Topic: Quick Overview of the HW01 Starter Code

To simulate a robot, you want two pieces:

  • The Gazebo simulation
  • The control program

The Gazebo Simulation

A Gazebo simulation is defined in a "world" file. This includes:

  • The geometry of the simulated environment.
  • Any robots.
  • For each robot: Geometry + Plugins
  • Plugins define the behavior of sensors and actuators.

Looking at the HW01 world:

  • There's a bunch of obstacles.
  • There's a robot named "teapot".
  • The robot has a model and a plugin.
  • The model indirectly includes another plugin: the lidar.
  • The indirect plugin provides the lidar sensor.
  • The plugin, libcar_control_plugin provides three things:
    • A velocity actuator.
    • A turn actuator.
    • A pose sensor.

These sensors and actuators are provided through Gazebo's pub-sub system. Any program with access to the message bus can:

  • Publish messages to topics.
  • Subscribe to topics and recieve the messages published there.

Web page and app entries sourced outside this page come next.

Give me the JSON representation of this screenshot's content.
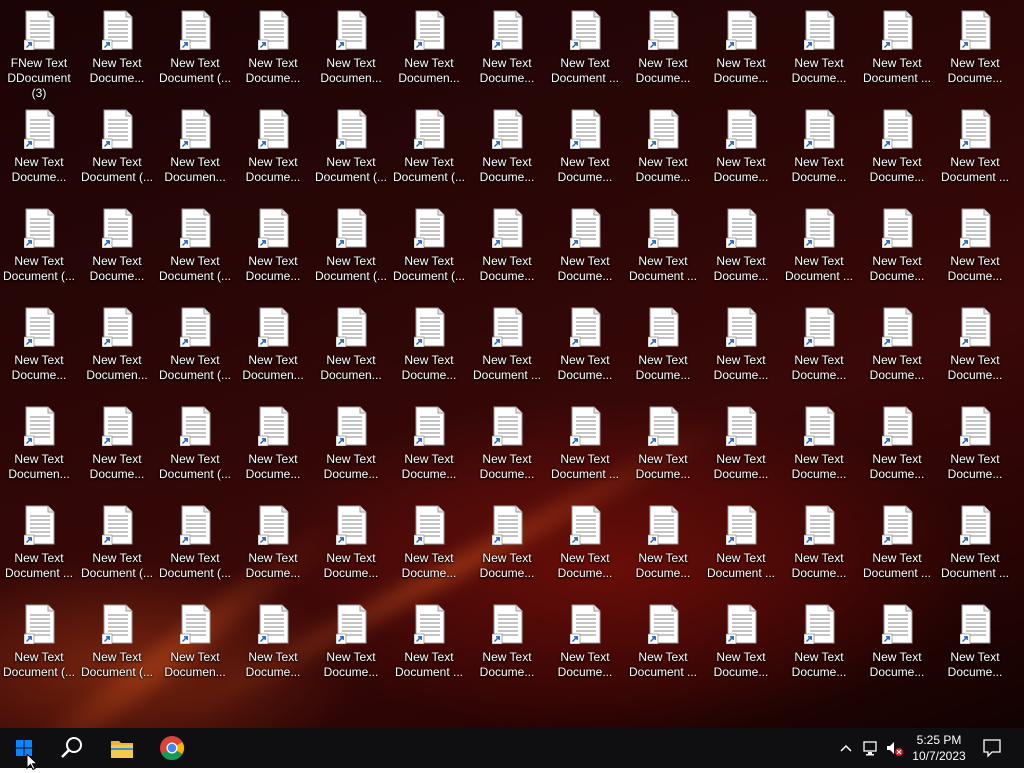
{
  "desktop": {
    "icons": [
      "FNew Text\nDDocument (3)",
      "New Text\nDocume...",
      "New Text\nDocument (...",
      "New Text\nDocume...",
      "New Text\nDocumen...",
      "New Text\nDocumen...",
      "New Text\nDocume...",
      "New Text\nDocument ...",
      "New Text\nDocume...",
      "New Text\nDocume...",
      "New Text\nDocume...",
      "New Text\nDocument ...",
      "New Text\nDocume...",
      "New Text\nDocume...",
      "New Text\nDocument (...",
      "New Text\nDocumen...",
      "New Text\nDocume...",
      "New Text\nDocument (...",
      "New Text\nDocument (...",
      "New Text\nDocume...",
      "New Text\nDocume...",
      "New Text\nDocume...",
      "New Text\nDocume...",
      "New Text\nDocume...",
      "New Text\nDocume...",
      "New Text\nDocument ...",
      "New Text\nDocument (...",
      "New Text\nDocume...",
      "New Text\nDocument (...",
      "New Text\nDocume...",
      "New Text\nDocument (...",
      "New Text\nDocument (...",
      "New Text\nDocume...",
      "New Text\nDocume...",
      "New Text\nDocument ...",
      "New Text\nDocume...",
      "New Text\nDocument ...",
      "New Text\nDocume...",
      "New Text\nDocume...",
      "New Text\nDocume...",
      "New Text\nDocumen...",
      "New Text\nDocument (...",
      "New Text\nDocumen...",
      "New Text\nDocumen...",
      "New Text\nDocume...",
      "New Text\nDocument ...",
      "New Text\nDocume...",
      "New Text\nDocume...",
      "New Text\nDocume...",
      "New Text\nDocume...",
      "New Text\nDocume...",
      "New Text\nDocume...",
      "New Text\nDocumen...",
      "New Text\nDocume...",
      "New Text\nDocument (...",
      "New Text\nDocume...",
      "New Text\nDocume...",
      "New Text\nDocume...",
      "New Text\nDocume...",
      "New Text\nDocument ...",
      "New Text\nDocume...",
      "New Text\nDocume...",
      "New Text\nDocume...",
      "New Text\nDocume...",
      "New Text\nDocume...",
      "New Text\nDocument ...",
      "New Text\nDocument (...",
      "New Text\nDocument (...",
      "New Text\nDocume...",
      "New Text\nDocume...",
      "New Text\nDocume...",
      "New Text\nDocume...",
      "New Text\nDocume...",
      "New Text\nDocume...",
      "New Text\nDocument ...",
      "New Text\nDocume...",
      "New Text\nDocument ...",
      "New Text\nDocument ...",
      "New Text\nDocument (...",
      "New Text\nDocument (...",
      "New Text\nDocumen...",
      "New Text\nDocume...",
      "New Text\nDocume...",
      "New Text\nDocument ...",
      "New Text\nDocume...",
      "New Text\nDocume...",
      "New Text\nDocument ...",
      "New Text\nDocume...",
      "New Text\nDocume...",
      "New Text\nDocume...",
      "New Text\nDocume..."
    ]
  },
  "taskbar": {
    "buttons": [
      "windows-start",
      "search",
      "file-explorer",
      "chrome"
    ],
    "tray_icons": [
      "chevron-up-icon",
      "network-icon",
      "volume-muted-icon"
    ],
    "time": "5:25 PM",
    "date": "10/7/2023",
    "notification_icon": "notification-icon",
    "accent_color": "#0078d7"
  }
}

The messages are serialized using Google's Protocol Buffers. This makes cross-language interop pretty easy - at the cost of sometimes needing to copy data between logically identical structures.

The Control Plugin

Mostly this is just useful to read through as an example, but the core thing I want to point out here is the gazebo::transport stuff:

  • this->node->Subscribe lets us specify a callback for messages on a topic.
  • this->node->Advertise gives us a pub object which we can Publish messages on.

The Control Program

The starter control program is simple. In brain.cc:

  • A main function starts things up.
  • A callback function gets called when sensor data arrives, allowing us to change our actuator commands.

This is enabled through an abstraction layer defined in robot.hh / robot.cc:

  • This handles the Gazebo pub/sub messages.
  • Sends messages when a command is issued.
  • When message is recieved, updates robot state fields and calls the callback.

In ROS, where Gazebo is normally used, the usual method to have the same code run in simulation and on a physical robot is to expose the same pub/sub interface for both and write the control program to that interface.

For us, it may make more sense to do an abstraction layer in the control program code like this example, but that'll be more clear later in the semester.